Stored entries

-*-

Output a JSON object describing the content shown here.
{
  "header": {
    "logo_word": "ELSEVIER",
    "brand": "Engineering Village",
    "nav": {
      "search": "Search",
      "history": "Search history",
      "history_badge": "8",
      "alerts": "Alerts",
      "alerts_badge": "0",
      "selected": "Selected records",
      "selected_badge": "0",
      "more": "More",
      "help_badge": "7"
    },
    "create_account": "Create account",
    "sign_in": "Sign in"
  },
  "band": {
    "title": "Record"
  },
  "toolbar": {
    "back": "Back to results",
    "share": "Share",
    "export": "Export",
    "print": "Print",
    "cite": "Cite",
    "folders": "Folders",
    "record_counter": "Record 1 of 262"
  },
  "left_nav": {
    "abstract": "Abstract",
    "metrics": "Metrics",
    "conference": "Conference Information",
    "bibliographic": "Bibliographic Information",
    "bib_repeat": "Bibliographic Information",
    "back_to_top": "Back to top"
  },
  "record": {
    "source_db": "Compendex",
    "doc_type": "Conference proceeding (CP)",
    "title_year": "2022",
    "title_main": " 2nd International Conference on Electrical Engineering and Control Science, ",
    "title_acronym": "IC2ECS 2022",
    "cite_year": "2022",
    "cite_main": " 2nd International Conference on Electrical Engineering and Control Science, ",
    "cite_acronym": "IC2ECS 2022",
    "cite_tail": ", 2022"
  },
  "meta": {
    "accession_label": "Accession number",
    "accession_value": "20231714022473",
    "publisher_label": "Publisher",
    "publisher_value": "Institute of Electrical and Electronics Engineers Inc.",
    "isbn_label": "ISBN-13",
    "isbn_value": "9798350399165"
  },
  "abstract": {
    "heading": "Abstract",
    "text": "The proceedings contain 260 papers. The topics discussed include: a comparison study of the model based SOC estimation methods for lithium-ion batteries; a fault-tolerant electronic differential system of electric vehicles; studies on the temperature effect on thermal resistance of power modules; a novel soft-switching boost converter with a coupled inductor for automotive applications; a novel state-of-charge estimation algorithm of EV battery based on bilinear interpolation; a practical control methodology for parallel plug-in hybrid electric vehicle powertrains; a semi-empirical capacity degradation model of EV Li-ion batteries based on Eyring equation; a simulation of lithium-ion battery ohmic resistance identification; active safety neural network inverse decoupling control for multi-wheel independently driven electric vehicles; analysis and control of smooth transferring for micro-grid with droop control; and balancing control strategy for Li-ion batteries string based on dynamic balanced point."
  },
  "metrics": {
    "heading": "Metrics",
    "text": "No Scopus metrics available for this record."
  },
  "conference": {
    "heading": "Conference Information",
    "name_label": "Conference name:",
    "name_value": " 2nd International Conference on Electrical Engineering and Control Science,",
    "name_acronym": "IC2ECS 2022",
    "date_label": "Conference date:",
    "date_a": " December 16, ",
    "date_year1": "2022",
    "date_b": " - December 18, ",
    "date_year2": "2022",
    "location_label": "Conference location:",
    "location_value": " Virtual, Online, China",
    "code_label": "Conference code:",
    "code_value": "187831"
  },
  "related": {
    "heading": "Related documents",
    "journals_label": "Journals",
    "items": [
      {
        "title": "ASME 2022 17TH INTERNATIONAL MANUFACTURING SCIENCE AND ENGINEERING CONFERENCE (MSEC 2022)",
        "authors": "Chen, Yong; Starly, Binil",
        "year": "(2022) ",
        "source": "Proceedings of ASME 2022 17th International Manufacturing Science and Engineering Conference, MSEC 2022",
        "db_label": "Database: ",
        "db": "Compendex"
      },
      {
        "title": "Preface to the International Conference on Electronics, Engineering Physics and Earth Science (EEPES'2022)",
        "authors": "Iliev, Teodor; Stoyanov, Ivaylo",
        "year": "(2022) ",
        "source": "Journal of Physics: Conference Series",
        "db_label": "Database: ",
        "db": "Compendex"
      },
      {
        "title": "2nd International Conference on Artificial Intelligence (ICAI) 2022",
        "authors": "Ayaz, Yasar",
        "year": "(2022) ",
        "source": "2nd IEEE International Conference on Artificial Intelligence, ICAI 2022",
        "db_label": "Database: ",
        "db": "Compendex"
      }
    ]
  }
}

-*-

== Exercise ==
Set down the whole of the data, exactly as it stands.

== Answer area ==
Output a JSON object describing the content shown here.
{
  "header": {
    "logo_word": "ELSEVIER",
    "brand": "Engineering Village",
    "nav": {
      "search": "Search",
      "history": "Search history",
      "history_badge": "8",
      "alerts": "Alerts",
      "alerts_badge": "0",
      "selected": "Selected records",
      "selected_badge": "0",
      "more": "More",
      "help_badge": "7"
    },
    "create_account": "Create account",
    "sign_in": "Sign in"
  },
  "band": {
    "title": "Record"
  },
  "toolbar": {
    "back": "Back to results",
    "share": "Share",
    "export": "Export",
    "print": "Print",
    "cite": "Cite",
    "folders": "Folders",
    "record_counter": "Record 1 of 262"
  },
  "left_nav": {
    "abstract": "Abstract",
    "metrics": "Metrics",
    "conference": "Conference Information",
    "bibliographic": "Bibliographic Information",
    "bib_repeat": "Bibliographic Information",
    "back_to_top": "Back to top"
  },
  "record": {
    "source_db": "Compendex",
    "doc_type": "Conference proceeding (CP)",
    "title_year": "2022",
    "title_main": " 2nd International Conference on Electrical Engineering and Control Science, ",
    "title_acronym": "IC2ECS 2022",
    "cite_year": "2022",
    "cite_main": " 2nd International Conference on Electrical Engineering and Control Science, ",
    "cite_acronym": "IC2ECS 2022",
    "cite_tail": ", 2022"
  },
  "meta": {
    "accession_label": "Accession number",
    "accession_value": "20231714022473",
    "publisher_label": "Publisher",
    "publisher_value": "Institute of Electrical and Electronics Engineers Inc.",
    "isbn_label": "ISBN-13",
    "isbn_value": "9798350399165"
  },
  "abstract": {
    "heading": "Abstract",
    "text": "The proceedings contain 260 papers. The topics discussed include: a comparison study of the model based SOC estimation methods for lithium-ion batteries; a fault-tolerant electronic differential system of electric vehicles; studies on the temperature effect on thermal resistance of power modules; a novel soft-switching boost converter with a coupled inductor for automotive applications; a novel state-of-charge estimation algorithm of EV battery based on bilinear interpolation; a practical control methodology for parallel plug-in hybrid electric vehicle powertrains; a semi-empirical capacity degradation model of EV Li-ion batteries based on Eyring equation; a simulation of lithium-ion battery ohmic resistance identification; active safety neural network inverse decoupling control for multi-wheel independently driven electric vehicles; analysis and control of smooth transferring for micro-grid with droop control; and balancing control strategy for Li-ion batteries string based on dynamic balanced point."
  },
  "metrics": {
    "heading": "Metrics",
    "text": "No Scopus metrics available for this record."
  },
  "conference": {
    "heading": "Conference Information",
    "name_label": "Conference name:",
    "name_value": " 2nd International Conference on Electrical Engineering and Control Science,",
    "name_acronym": "IC2ECS 2022",
    "date_label": "Conference date:",
    "date_a": " December 16, ",
    "date_year1": "2022",
    "date_b": " - December 18, ",
    "date_year2": "2022",
    "location_label": "Conference location:",
    "location_value": " Virtual, Online, China",
    "code_label": "Conference code:",
    "code_value": "187831"
  },
  "related": {
    "heading": "Related documents",
    "journals_label": "Journals",
    "items": [
      {
        "title": "ASME 2022 17TH INTERNATIONAL MANUFACTURING SCIENCE AND ENGINEERING CONFERENCE (MSEC 2022)",
        "authors": "Chen, Yong; Starly, Binil",
        "year": "(2022) ",
        "source": "Proceedings of ASME 2022 17th International Manufacturing Science and Engineering Conference, MSEC 2022",
        "db_label": "Database: ",
        "db": "Compendex"
      },
      {
        "title": "Preface to the International Conference on Electronics, Engineering Physics and Earth Science (EEPES'2022)",
        "authors": "Iliev, Teodor; Stoyanov, Ivaylo",
        "year": "(2022) ",
        "source": "Journal of Physics: Conference Series",
        "db_label": "Database: ",
        "db": "Compendex"
      },
      {
        "title": "2nd International Conference on Artificial Intelligence (ICAI) 2022",
        "authors": "Ayaz, Yasar",
        "year": "(2022) ",
        "source": "2nd IEEE International Conference on Artificial Intelligence, ICAI 2022",
        "db_label": "Database: ",
        "db": "Compendex"
      }
    ]
  }
}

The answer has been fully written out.